EXERCISE BRIEF
Wherever an image appears in the data, omit it and copy all the remaining text word for word.

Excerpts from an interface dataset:
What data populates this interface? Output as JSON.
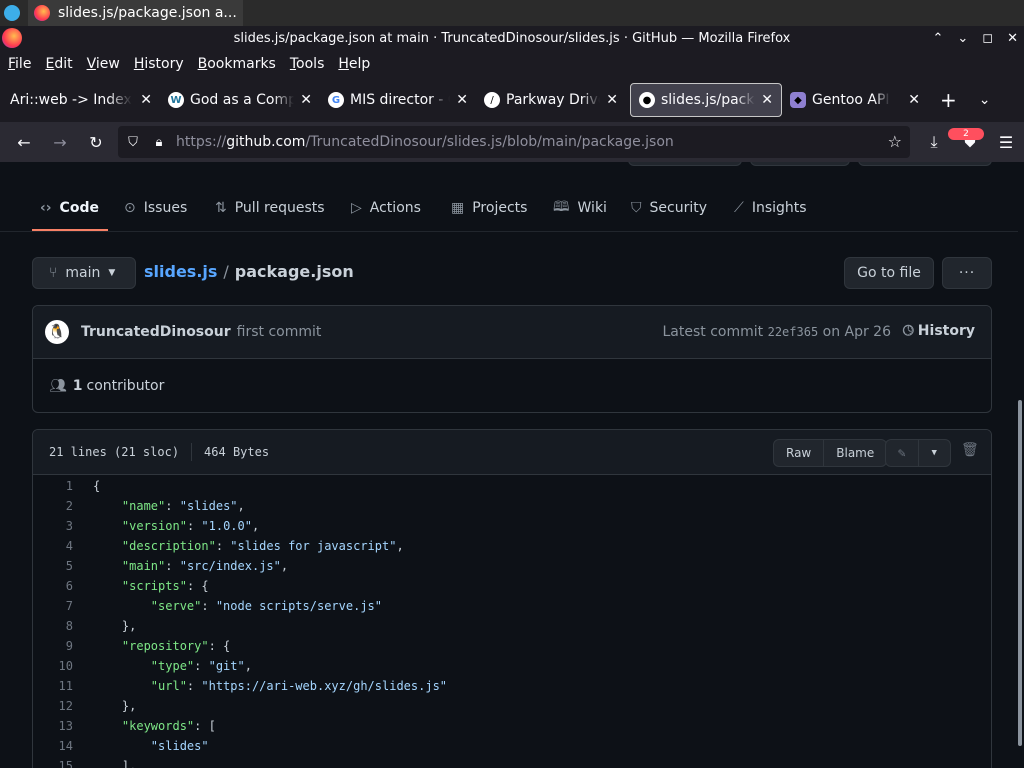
{
  "taskbar": {
    "active_title": "slides.js/package.json a..."
  },
  "window": {
    "title": "slides.js/package.json at main · TruncatedDinosour/slides.js · GitHub — Mozilla Firefox"
  },
  "menubar": {
    "items": [
      {
        "label": "File",
        "accel": "F",
        "rest": "ile"
      },
      {
        "label": "Edit",
        "accel": "E",
        "rest": "dit"
      },
      {
        "label": "View",
        "accel": "V",
        "rest": "iew"
      },
      {
        "label": "History",
        "accel": "H",
        "rest": "istory"
      },
      {
        "label": "Bookmarks",
        "accel": "B",
        "rest": "ookmarks"
      },
      {
        "label": "Tools",
        "accel": "T",
        "rest": "ools"
      },
      {
        "label": "Help",
        "accel": "H",
        "rest": "elp"
      }
    ]
  },
  "tabs": [
    {
      "label": "Ari::web -> Index",
      "icon": "none"
    },
    {
      "label": "God as a Comp",
      "icon": "wordpress-icon"
    },
    {
      "label": "MIS director - G",
      "icon": "google-icon"
    },
    {
      "label": "Parkway Drive",
      "icon": "parkway-icon"
    },
    {
      "label": "slides.js/packa",
      "icon": "github-icon",
      "active": true
    },
    {
      "label": "Gentoo API",
      "icon": "gentoo-icon"
    }
  ],
  "navbar": {
    "url_scheme": "https://",
    "url_host": "github.com",
    "url_path": "/TruncatedDinosour/slides.js/blob/main/package.json",
    "extension_badge": "2"
  },
  "repo_nav": {
    "items": [
      {
        "label": "Code",
        "icon": "code-icon",
        "selected": true
      },
      {
        "label": "Issues",
        "icon": "issue-icon"
      },
      {
        "label": "Pull requests",
        "icon": "pull-request-icon"
      },
      {
        "label": "Actions",
        "icon": "play-icon"
      },
      {
        "label": "Projects",
        "icon": "table-icon"
      },
      {
        "label": "Wiki",
        "icon": "book-icon"
      },
      {
        "label": "Security",
        "icon": "shield-icon"
      },
      {
        "label": "Insights",
        "icon": "graph-icon"
      }
    ]
  },
  "file_nav": {
    "branch": "main",
    "repo": "slides.js",
    "separator": "/",
    "file": "package.json",
    "goto_file": "Go to file",
    "more": "···"
  },
  "commit": {
    "author": "TruncatedDinosour",
    "message": "first commit",
    "latest_prefix": "Latest commit",
    "sha": "22ef365",
    "date": "on Apr 26",
    "history_label": "History",
    "contributors_count": "1",
    "contributors_label": "contributor"
  },
  "file_info": {
    "lines": "21 lines (21 sloc)",
    "size": "464 Bytes",
    "raw": "Raw",
    "blame": "Blame"
  },
  "code_lines": [
    {
      "n": "1",
      "parts": [
        [
          "p",
          "{"
        ]
      ]
    },
    {
      "n": "2",
      "parts": [
        [
          "p",
          "    "
        ],
        [
          "k",
          "\"name\""
        ],
        [
          "p",
          ": "
        ],
        [
          "s",
          "\"slides\""
        ],
        [
          "p",
          ","
        ]
      ]
    },
    {
      "n": "3",
      "parts": [
        [
          "p",
          "    "
        ],
        [
          "k",
          "\"version\""
        ],
        [
          "p",
          ": "
        ],
        [
          "s",
          "\"1.0.0\""
        ],
        [
          "p",
          ","
        ]
      ]
    },
    {
      "n": "4",
      "parts": [
        [
          "p",
          "    "
        ],
        [
          "k",
          "\"description\""
        ],
        [
          "p",
          ": "
        ],
        [
          "s",
          "\"slides for javascript\""
        ],
        [
          "p",
          ","
        ]
      ]
    },
    {
      "n": "5",
      "parts": [
        [
          "p",
          "    "
        ],
        [
          "k",
          "\"main\""
        ],
        [
          "p",
          ": "
        ],
        [
          "s",
          "\"src/index.js\""
        ],
        [
          "p",
          ","
        ]
      ]
    },
    {
      "n": "6",
      "parts": [
        [
          "p",
          "    "
        ],
        [
          "k",
          "\"scripts\""
        ],
        [
          "p",
          ": {"
        ]
      ]
    },
    {
      "n": "7",
      "parts": [
        [
          "p",
          "        "
        ],
        [
          "k",
          "\"serve\""
        ],
        [
          "p",
          ": "
        ],
        [
          "s",
          "\"node scripts/serve.js\""
        ]
      ]
    },
    {
      "n": "8",
      "parts": [
        [
          "p",
          "    },"
        ]
      ]
    },
    {
      "n": "9",
      "parts": [
        [
          "p",
          "    "
        ],
        [
          "k",
          "\"repository\""
        ],
        [
          "p",
          ": {"
        ]
      ]
    },
    {
      "n": "10",
      "parts": [
        [
          "p",
          "        "
        ],
        [
          "k",
          "\"type\""
        ],
        [
          "p",
          ": "
        ],
        [
          "s",
          "\"git\""
        ],
        [
          "p",
          ","
        ]
      ]
    },
    {
      "n": "11",
      "parts": [
        [
          "p",
          "        "
        ],
        [
          "k",
          "\"url\""
        ],
        [
          "p",
          ": "
        ],
        [
          "s",
          "\"https://ari-web.xyz/gh/slides.js\""
        ]
      ]
    },
    {
      "n": "12",
      "parts": [
        [
          "p",
          "    },"
        ]
      ]
    },
    {
      "n": "13",
      "parts": [
        [
          "p",
          "    "
        ],
        [
          "k",
          "\"keywords\""
        ],
        [
          "p",
          ": ["
        ]
      ]
    },
    {
      "n": "14",
      "parts": [
        [
          "p",
          "        "
        ],
        [
          "s",
          "\"slides\""
        ]
      ]
    },
    {
      "n": "15",
      "parts": [
        [
          "p",
          "    ],"
        ]
      ]
    }
  ],
  "colors": {
    "accent": "#f78166",
    "link": "#58a6ff",
    "json_key": "#7ee787",
    "json_string": "#a5d6ff",
    "bg": "#0d1117"
  }
}
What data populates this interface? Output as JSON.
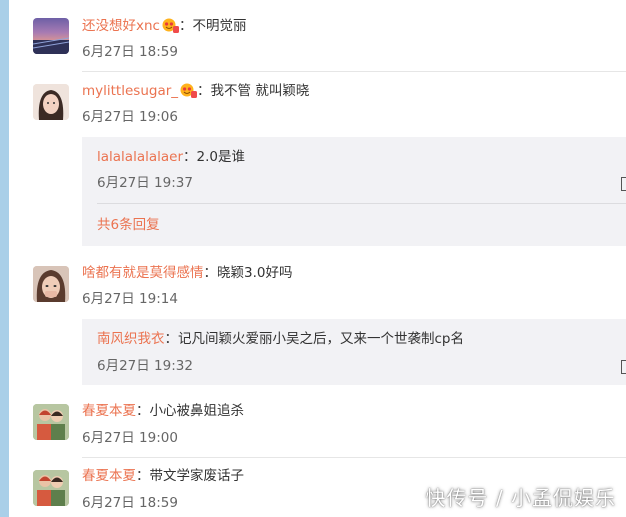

RESPONSE BOX
What data populates this interface? Output as JSON.
{
  "taskbar": {
    "active_title": "slides.js/package.json a..."
  },
  "window": {
    "title": "slides.js/package.json at main · TruncatedDinosour/slides.js · GitHub — Mozilla Firefox"
  },
  "menubar": {
    "items": [
      {
        "label": "File",
        "accel": "F",
        "rest": "ile"
      },
      {
        "label": "Edit",
        "accel": "E",
        "rest": "dit"
      },
      {
        "label": "View",
        "accel": "V",
        "rest": "iew"
      },
      {
        "label": "History",
        "accel": "H",
        "rest": "istory"
      },
      {
        "label": "Bookmarks",
        "accel": "B",
        "rest": "ookmarks"
      },
      {
        "label": "Tools",
        "accel": "T",
        "rest": "ools"
      },
      {
        "label": "Help",
        "accel": "H",
        "rest": "elp"
      }
    ]
  },
  "tabs": [
    {
      "label": "Ari::web -> Index",
      "icon": "none"
    },
    {
      "label": "God as a Comp",
      "icon": "wordpress-icon"
    },
    {
      "label": "MIS director - G",
      "icon": "google-icon"
    },
    {
      "label": "Parkway Drive",
      "icon": "parkway-icon"
    },
    {
      "label": "slides.js/packa",
      "icon": "github-icon",
      "active": true
    },
    {
      "label": "Gentoo API",
      "icon": "gentoo-icon"
    }
  ],
  "navbar": {
    "url_scheme": "https://",
    "url_host": "github.com",
    "url_path": "/TruncatedDinosour/slides.js/blob/main/package.json",
    "extension_badge": "2"
  },
  "repo_nav": {
    "items": [
      {
        "label": "Code",
        "icon": "code-icon",
        "selected": true
      },
      {
        "label": "Issues",
        "icon": "issue-icon"
      },
      {
        "label": "Pull requests",
        "icon": "pull-request-icon"
      },
      {
        "label": "Actions",
        "icon": "play-icon"
      },
      {
        "label": "Projects",
        "icon": "table-icon"
      },
      {
        "label": "Wiki",
        "icon": "book-icon"
      },
      {
        "label": "Security",
        "icon": "shield-icon"
      },
      {
        "label": "Insights",
        "icon": "graph-icon"
      }
    ]
  },
  "file_nav": {
    "branch": "main",
    "repo": "slides.js",
    "separator": "/",
    "file": "package.json",
    "goto_file": "Go to file",
    "more": "···"
  },
  "commit": {
    "author": "TruncatedDinosour",
    "message": "first commit",
    "latest_prefix": "Latest commit",
    "sha": "22ef365",
    "date": "on Apr 26",
    "history_label": "History",
    "contributors_count": "1",
    "contributors_label": "contributor"
  },
  "file_info": {
    "lines": "21 lines (21 sloc)",
    "size": "464 Bytes",
    "raw": "Raw",
    "blame": "Blame"
  },
  "code_lines": [
    {
      "n": "1",
      "parts": [
        [
          "p",
          "{"
        ]
      ]
    },
    {
      "n": "2",
      "parts": [
        [
          "p",
          "    "
        ],
        [
          "k",
          "\"name\""
        ],
        [
          "p",
          ": "
        ],
        [
          "s",
          "\"slides\""
        ],
        [
          "p",
          ","
        ]
      ]
    },
    {
      "n": "3",
      "parts": [
        [
          "p",
          "    "
        ],
        [
          "k",
          "\"version\""
        ],
        [
          "p",
          ": "
        ],
        [
          "s",
          "\"1.0.0\""
        ],
        [
          "p",
          ","
        ]
      ]
    },
    {
      "n": "4",
      "parts": [
        [
          "p",
          "    "
        ],
        [
          "k",
          "\"description\""
        ],
        [
          "p",
          ": "
        ],
        [
          "s",
          "\"slides for javascript\""
        ],
        [
          "p",
          ","
        ]
      ]
    },
    {
      "n": "5",
      "parts": [
        [
          "p",
          "    "
        ],
        [
          "k",
          "\"main\""
        ],
        [
          "p",
          ": "
        ],
        [
          "s",
          "\"src/index.js\""
        ],
        [
          "p",
          ","
        ]
      ]
    },
    {
      "n": "6",
      "parts": [
        [
          "p",
          "    "
        ],
        [
          "k",
          "\"scripts\""
        ],
        [
          "p",
          ": {"
        ]
      ]
    },
    {
      "n": "7",
      "parts": [
        [
          "p",
          "        "
        ],
        [
          "k",
          "\"serve\""
        ],
        [
          "p",
          ": "
        ],
        [
          "s",
          "\"node scripts/serve.js\""
        ]
      ]
    },
    {
      "n": "8",
      "parts": [
        [
          "p",
          "    },"
        ]
      ]
    },
    {
      "n": "9",
      "parts": [
        [
          "p",
          "    "
        ],
        [
          "k",
          "\"repository\""
        ],
        [
          "p",
          ": {"
        ]
      ]
    },
    {
      "n": "10",
      "parts": [
        [
          "p",
          "        "
        ],
        [
          "k",
          "\"type\""
        ],
        [
          "p",
          ": "
        ],
        [
          "s",
          "\"git\""
        ],
        [
          "p",
          ","
        ]
      ]
    },
    {
      "n": "11",
      "parts": [
        [
          "p",
          "        "
        ],
        [
          "k",
          "\"url\""
        ],
        [
          "p",
          ": "
        ],
        [
          "s",
          "\"https://ari-web.xyz/gh/slides.js\""
        ]
      ]
    },
    {
      "n": "12",
      "parts": [
        [
          "p",
          "    },"
        ]
      ]
    },
    {
      "n": "13",
      "parts": [
        [
          "p",
          "    "
        ],
        [
          "k",
          "\"keywords\""
        ],
        [
          "p",
          ": ["
        ]
      ]
    },
    {
      "n": "14",
      "parts": [
        [
          "p",
          "        "
        ],
        [
          "s",
          "\"slides\""
        ]
      ]
    },
    {
      "n": "15",
      "parts": [
        [
          "p",
          "    ],"
        ]
      ]
    }
  ],
  "colors": {
    "accent": "#f78166",
    "link": "#58a6ff",
    "json_key": "#7ee787",
    "json_string": "#a5d6ff",
    "bg": "#0d1117"
  }
}
What data populates this interface? Output as JSON.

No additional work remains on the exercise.